Women who are hard of hearing encounter added barriers at work. Many women fear speaking up, whether to ask for a raise or necessary accommodations to do their job effectively. They may experience implicit biases, discrimination, and social isolation.
And it’s been estimated people with hearing loss may lose as much as $30,000 a year in income, according to an article in The Tennessean. Captioning services fall under reasonable accommodations, and this blog offers tips on how to talk to your boss about captioning.
Isolation, depression, anxiety, and fatigue can manifest as a result of untreated hearing loss. Older women who live alone may fear not hearing an intruder, missing the doorbell or a phone call, or watching television. Also, hearing loss can lead to miscommunication, frustration, and sadness.
Researchers have established a connection between hearing loss and depression, along with hearing impairment and overall mental health.

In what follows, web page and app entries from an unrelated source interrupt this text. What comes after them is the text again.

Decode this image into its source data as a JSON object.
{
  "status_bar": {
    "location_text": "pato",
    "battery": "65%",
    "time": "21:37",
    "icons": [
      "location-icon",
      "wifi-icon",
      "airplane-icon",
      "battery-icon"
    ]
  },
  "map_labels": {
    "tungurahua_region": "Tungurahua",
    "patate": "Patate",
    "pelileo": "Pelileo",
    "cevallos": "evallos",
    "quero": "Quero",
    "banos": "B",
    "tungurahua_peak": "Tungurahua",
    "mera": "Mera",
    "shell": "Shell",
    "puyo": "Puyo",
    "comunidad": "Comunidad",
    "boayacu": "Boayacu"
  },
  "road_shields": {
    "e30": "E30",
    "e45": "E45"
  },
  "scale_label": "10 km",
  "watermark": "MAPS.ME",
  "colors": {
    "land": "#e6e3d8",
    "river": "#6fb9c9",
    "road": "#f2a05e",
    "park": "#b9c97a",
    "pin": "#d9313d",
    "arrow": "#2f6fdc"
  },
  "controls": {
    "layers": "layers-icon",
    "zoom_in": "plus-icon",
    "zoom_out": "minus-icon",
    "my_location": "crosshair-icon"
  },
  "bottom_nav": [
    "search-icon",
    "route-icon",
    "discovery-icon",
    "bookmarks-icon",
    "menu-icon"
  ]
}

- Women experience depression at twice the rate of men. Studies have shown people with hearing loss – particularly women – are twice as likely to develop depression than those without hearing loss.
- Some people feel left out or frustrated when they can’t follow or participate in a conversation, Zoom meetings, or special events.

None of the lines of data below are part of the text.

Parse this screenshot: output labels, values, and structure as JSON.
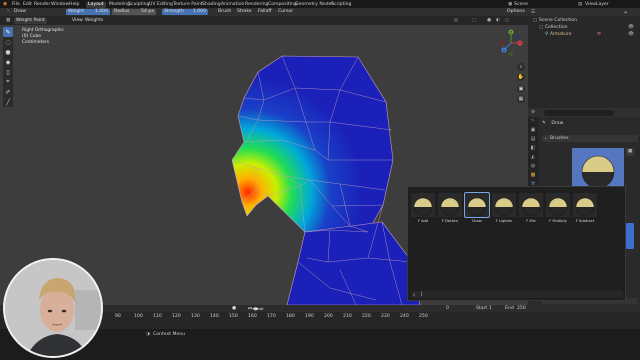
{
  "top_menu": {
    "items": [
      "File",
      "Edit",
      "Render",
      "Window",
      "Help"
    ],
    "workspaces": [
      "Layout",
      "Modeling",
      "Sculpting",
      "UV Editing",
      "Texture Paint",
      "Shading",
      "Animation",
      "Rendering",
      "Compositing",
      "Geometry Nodes",
      "Scripting"
    ],
    "active_workspace": "Layout",
    "scene": "Scene",
    "view_layer": "ViewLayer"
  },
  "tool_header": {
    "tool_name": "Draw",
    "weight_label": "Weight",
    "weight_value": "1.000",
    "radius_label": "Radius",
    "radius_value": "54 px",
    "strength_label": "Strength",
    "strength_value": "1.000",
    "brush_menu": "Brush",
    "stroke_menu": "Stroke",
    "falloff_menu": "Falloff",
    "cursor_menu": "Cursor",
    "options": "Options"
  },
  "view_header": {
    "mode": "Weight Paint",
    "view": "View",
    "weights": "Weights"
  },
  "viewport_overlay": {
    "line1": "Right Orthographic",
    "line2": "(0) Cube",
    "line3": "Centimeters"
  },
  "gizmo": {
    "x": "X",
    "y": "Y",
    "z": "Z"
  },
  "outliner": {
    "root": "Scene Collection",
    "collection": "Collection",
    "object": "Armature"
  },
  "properties": {
    "tool_title": "Draw",
    "brushes_label": "Brushes"
  },
  "brush_picker": {
    "brushes": [
      {
        "label": "F Add",
        "icon": "brush-add-icon"
      },
      {
        "label": "F Darken",
        "icon": "brush-darken-icon"
      },
      {
        "label": "Draw",
        "icon": "brush-draw-icon"
      },
      {
        "label": "F Lighten",
        "icon": "brush-lighten-icon"
      },
      {
        "label": "F Mix",
        "icon": "brush-mix-icon"
      },
      {
        "label": "F Multiply",
        "icon": "brush-multiply-icon"
      },
      {
        "label": "F Subtract",
        "icon": "brush-subtract-icon"
      }
    ],
    "selected": "Draw",
    "search_placeholder": ""
  },
  "timeline": {
    "ticks": [
      "90",
      "100",
      "110",
      "120",
      "130",
      "140",
      "150",
      "160",
      "170",
      "180",
      "190",
      "200",
      "210",
      "220",
      "230",
      "240",
      "250"
    ],
    "current_frame": "0",
    "start_label": "Start",
    "start_value": "1",
    "end_label": "End",
    "end_value": "250"
  },
  "status_bar": {
    "context_menu": "Context Menu"
  },
  "colors": {
    "accent": "#4772b3",
    "mesh_blue": "#1a20b8",
    "wire": "#c89fbd"
  }
}
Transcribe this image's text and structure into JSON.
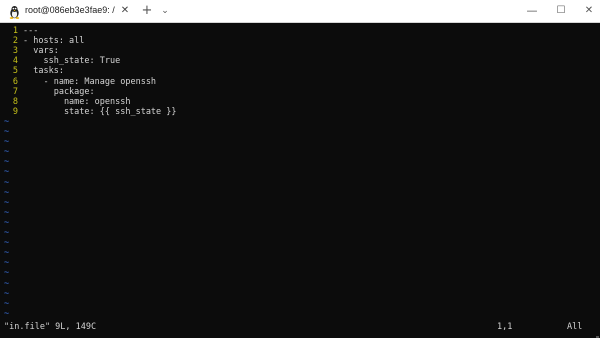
{
  "window": {
    "tab_title": "root@086eb3e3fae9: /",
    "tab_icon": "linux-penguin-icon",
    "close_tab_glyph": "✕",
    "new_tab_glyph": "+",
    "dropdown_glyph": "⌄",
    "minimize_glyph": "—",
    "maximize_glyph": "☐",
    "close_glyph": "✕"
  },
  "editor": {
    "lines": [
      {
        "num": "1",
        "text": "---"
      },
      {
        "num": "2",
        "text": "- hosts: all"
      },
      {
        "num": "3",
        "text": "  vars:"
      },
      {
        "num": "4",
        "text": "    ssh_state: True"
      },
      {
        "num": "5",
        "text": "  tasks:"
      },
      {
        "num": "6",
        "text": "    - name: Manage openssh"
      },
      {
        "num": "7",
        "text": "      package:"
      },
      {
        "num": "8",
        "text": "        name: openssh"
      },
      {
        "num": "9",
        "text": "        state: {{ ssh_state }}"
      }
    ],
    "empty_line_marker": "~"
  },
  "statusbar": {
    "file_info": "\"in.file\" 9L, 149C",
    "cursor_position": "1,1",
    "scroll_position": "All"
  },
  "colors": {
    "line_number": "#c5c01a",
    "tilde": "#3a6fd8",
    "text": "#d4d4d4",
    "background": "#0c0c0c"
  }
}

- Other studies indicate a loss in brain function and memory and that the brain may be rewired by hearing loss.
One of the more serious consequences of hearing loss for women is in the way of health. Hearing loss is linked to many chronic physical health issues, which are more commonly diagnosed in women.
Researchers have linked hearing loss with more serious conditions such as heart disease, breast cancer, osteoporosis, diabetes, and autoimmune diseases. In fact, a decline in hearing may be an early sign of cardiovascular problems, and people with diabetes are twice as likely to develop hearing loss.
- Heart disease is the leading killer of women. One study at Medical College in Milwaukee, Wisconsin, found a significant association between low-frequency hearing loss and cardiovascular disease and associated risk factors.
- Breast cancer is much more common in women. Cancer of the ear, brain, breast, lung, and kidney can lead to hearing loss.
- Menopause and osteoporosis, also more common in women, and are linked to hearing loss. According to a study published in the Journal of Clinical Endocrinology and Metabolism, people with osteoporosis are 76 percent more likely to develop sudden sensorineural hearing loss. Other studies have found links to osteoporosis and gradual hearing loss.
- Autoimmune diseases are also more prevalent among women. Diabetes, anemia, and rheumatoid arthritis have been associated with hearing loss. RA affects more women than men, and a recent study found those with RA are more likely to develop hearing loss.
Addressing the inequality
Hearing loss, especially if it goes untreated, can have a profound impact on quality of life. It affects relationships, careers, and mental and physical health. Women often put others first and overlook their own self-care, but they can pay a very high price to ignore their hearing health. That includes enduring discrimination and abuse at work and home.
The good news is hearing devices such as hearing aids and other adaptive equipment can be game-changers. They improve cognitive function, self-esteem, and overall wellbeing. Research also indicates women are more likely to seek treatment sooner, wear their hearing aids longer, and on a more regular basis than their male counterparts.
Captioning services also help people with hearing loss stay engaged and succeed at work and home. Visit Caption Pros to learn more about our award-winning captioners and services.